--- DATA FOR ANALYSIS ---
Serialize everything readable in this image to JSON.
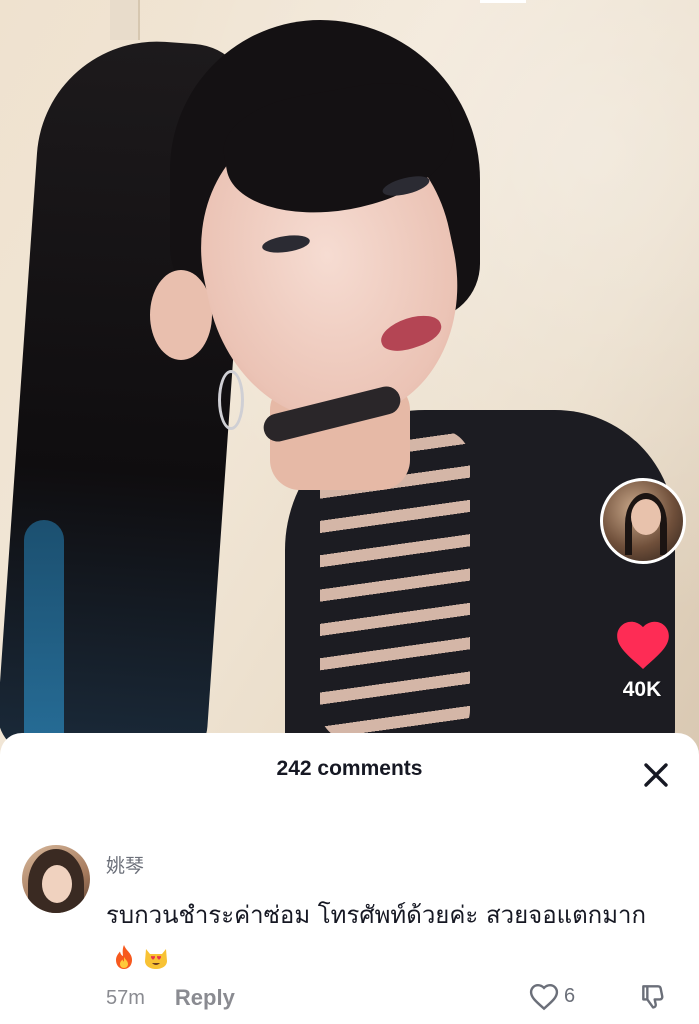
{
  "video": {
    "like_count": "40K",
    "accent_color": "#fe2c55"
  },
  "comments_sheet": {
    "title": "242 comments",
    "close_icon": "close-icon",
    "comments": [
      {
        "username": "姚琴",
        "text": "รบกวนชำระค่าซ่อม โทรศัพท์ด้วยค่ะ สวยจอแตกมาก",
        "emojis": [
          "fire-emoji",
          "heart-eyes-cat-emoji"
        ],
        "time": "57m",
        "reply_label": "Reply",
        "like_count": "6"
      }
    ]
  }
}
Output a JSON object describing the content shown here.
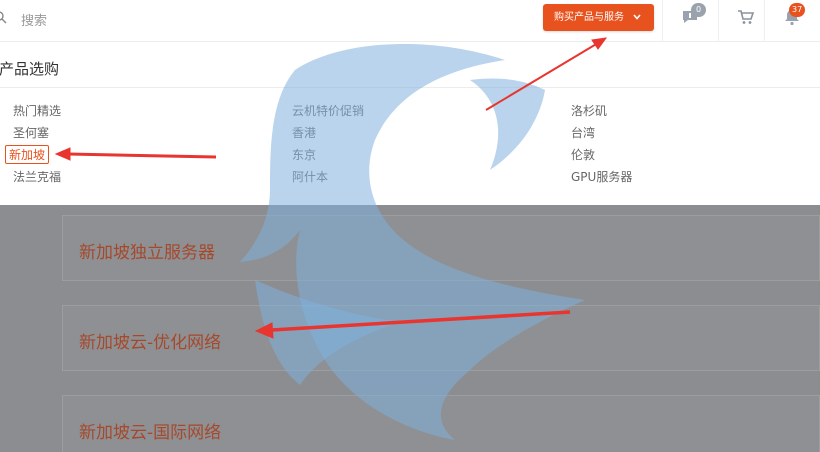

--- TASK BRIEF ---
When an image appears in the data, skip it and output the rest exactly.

--- ANSWER SPACE ---
Serialize everything readable in this image to JSON.
{
  "video": {
    "like_count": "40K",
    "accent_color": "#fe2c55"
  },
  "comments_sheet": {
    "title": "242 comments",
    "close_icon": "close-icon",
    "comments": [
      {
        "username": "姚琴",
        "text": "รบกวนชำระค่าซ่อม โทรศัพท์ด้วยค่ะ สวยจอแตกมาก",
        "emojis": [
          "fire-emoji",
          "heart-eyes-cat-emoji"
        ],
        "time": "57m",
        "reply_label": "Reply",
        "like_count": "6"
      }
    ]
  }
}
Output a JSON object describing the content shown here.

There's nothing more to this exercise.